hypothesis, while it often turns out necessary to consider the possible presence of
unobservable heterogeneity, that characterizes microeconomic data. To better consider
this phenomenon we defined and applied a random effect logistic model, avoiding
parametric assumptions upon the random effect distribution. This leads to a likelihood
which is defined as the integral of the kernel density with respect to the mixing density
which has no analytical solution. This problem can be obviated by approximating the
integral with a finite sum of kernel densities, each one characterized by a different set of
model parameters. This discrete nature helps us in detecting non-overlapping clusters
characterized by homogeneous values of insolvency risk, and in classifying firms to one
of these clusters by means of estimated posterior probabilities of component
membership.
Keywords
: bankruptcy risk, logistic model, finite mixtures, nonparametric maximum
likelihood.

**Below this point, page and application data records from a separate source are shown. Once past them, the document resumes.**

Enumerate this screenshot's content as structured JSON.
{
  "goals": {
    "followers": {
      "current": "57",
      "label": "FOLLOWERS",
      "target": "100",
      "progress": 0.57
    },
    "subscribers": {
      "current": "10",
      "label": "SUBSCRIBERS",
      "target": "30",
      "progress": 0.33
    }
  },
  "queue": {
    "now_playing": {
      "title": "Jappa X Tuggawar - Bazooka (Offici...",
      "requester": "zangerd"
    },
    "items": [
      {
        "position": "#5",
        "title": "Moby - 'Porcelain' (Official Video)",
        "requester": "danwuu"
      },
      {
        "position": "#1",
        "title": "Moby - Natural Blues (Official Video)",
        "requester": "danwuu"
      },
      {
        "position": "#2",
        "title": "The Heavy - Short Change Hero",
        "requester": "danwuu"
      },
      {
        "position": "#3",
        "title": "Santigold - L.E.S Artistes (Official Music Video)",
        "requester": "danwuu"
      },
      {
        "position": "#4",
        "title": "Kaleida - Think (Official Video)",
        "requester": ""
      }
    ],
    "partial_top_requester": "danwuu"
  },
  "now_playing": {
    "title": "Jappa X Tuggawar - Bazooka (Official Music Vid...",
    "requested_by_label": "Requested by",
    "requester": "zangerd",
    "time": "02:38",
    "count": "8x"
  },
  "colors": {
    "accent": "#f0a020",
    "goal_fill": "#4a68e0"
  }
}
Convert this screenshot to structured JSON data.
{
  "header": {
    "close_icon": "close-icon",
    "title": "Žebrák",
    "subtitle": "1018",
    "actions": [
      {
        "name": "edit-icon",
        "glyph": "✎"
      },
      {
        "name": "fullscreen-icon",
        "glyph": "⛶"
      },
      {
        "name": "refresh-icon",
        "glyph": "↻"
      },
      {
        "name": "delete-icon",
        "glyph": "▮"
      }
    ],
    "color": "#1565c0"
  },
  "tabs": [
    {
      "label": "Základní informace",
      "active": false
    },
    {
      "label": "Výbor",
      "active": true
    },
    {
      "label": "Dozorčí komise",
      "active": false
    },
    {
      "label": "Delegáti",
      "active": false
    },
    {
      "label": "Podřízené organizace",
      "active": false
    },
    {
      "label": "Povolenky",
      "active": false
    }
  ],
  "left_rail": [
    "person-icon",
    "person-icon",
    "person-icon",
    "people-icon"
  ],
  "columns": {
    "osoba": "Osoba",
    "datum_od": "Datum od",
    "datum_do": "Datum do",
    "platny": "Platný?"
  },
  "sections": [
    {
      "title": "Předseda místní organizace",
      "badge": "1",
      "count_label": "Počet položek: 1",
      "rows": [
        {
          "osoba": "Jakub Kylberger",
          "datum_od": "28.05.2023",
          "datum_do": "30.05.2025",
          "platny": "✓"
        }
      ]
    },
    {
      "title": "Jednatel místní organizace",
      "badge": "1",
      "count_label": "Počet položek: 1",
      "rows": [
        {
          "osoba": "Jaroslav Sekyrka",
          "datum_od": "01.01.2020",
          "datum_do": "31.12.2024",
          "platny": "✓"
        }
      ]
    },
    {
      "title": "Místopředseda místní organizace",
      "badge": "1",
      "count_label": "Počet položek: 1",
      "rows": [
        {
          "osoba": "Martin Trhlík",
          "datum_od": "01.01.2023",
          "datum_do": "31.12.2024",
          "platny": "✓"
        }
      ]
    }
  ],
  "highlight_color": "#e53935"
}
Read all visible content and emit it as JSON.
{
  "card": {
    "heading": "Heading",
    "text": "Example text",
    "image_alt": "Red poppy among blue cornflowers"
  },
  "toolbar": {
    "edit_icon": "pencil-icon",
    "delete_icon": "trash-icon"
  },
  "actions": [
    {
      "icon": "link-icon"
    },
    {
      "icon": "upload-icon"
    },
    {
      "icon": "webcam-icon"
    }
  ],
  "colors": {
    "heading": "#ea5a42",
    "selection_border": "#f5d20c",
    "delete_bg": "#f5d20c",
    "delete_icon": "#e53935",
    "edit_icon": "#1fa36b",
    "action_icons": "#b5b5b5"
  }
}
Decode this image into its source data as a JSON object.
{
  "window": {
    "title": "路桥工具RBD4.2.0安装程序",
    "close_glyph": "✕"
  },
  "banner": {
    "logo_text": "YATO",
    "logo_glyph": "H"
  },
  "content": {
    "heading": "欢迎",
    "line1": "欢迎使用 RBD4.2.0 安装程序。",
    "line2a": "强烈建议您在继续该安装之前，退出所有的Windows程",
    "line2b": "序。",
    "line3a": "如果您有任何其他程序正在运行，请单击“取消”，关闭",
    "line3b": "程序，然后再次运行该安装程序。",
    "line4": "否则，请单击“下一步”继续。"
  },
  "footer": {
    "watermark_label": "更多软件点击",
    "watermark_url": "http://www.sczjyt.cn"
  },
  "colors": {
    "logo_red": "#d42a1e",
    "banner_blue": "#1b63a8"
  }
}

1 Introduction
Random effects models are frequently used to analyze complex data structures in the
presence of significant sources of heterogeneity among individuals. Such models have
been introduced in a wide variety of empirical applications, ranging from overdispersed
to clustered observations. One of the possible applications of these models is in the
credit risk framework. It has recently known a great interest due to the relevant impact
of unsound credits on banks balances and to the proposal to modify the minimum
regulatory capital by Basel Committee (2001).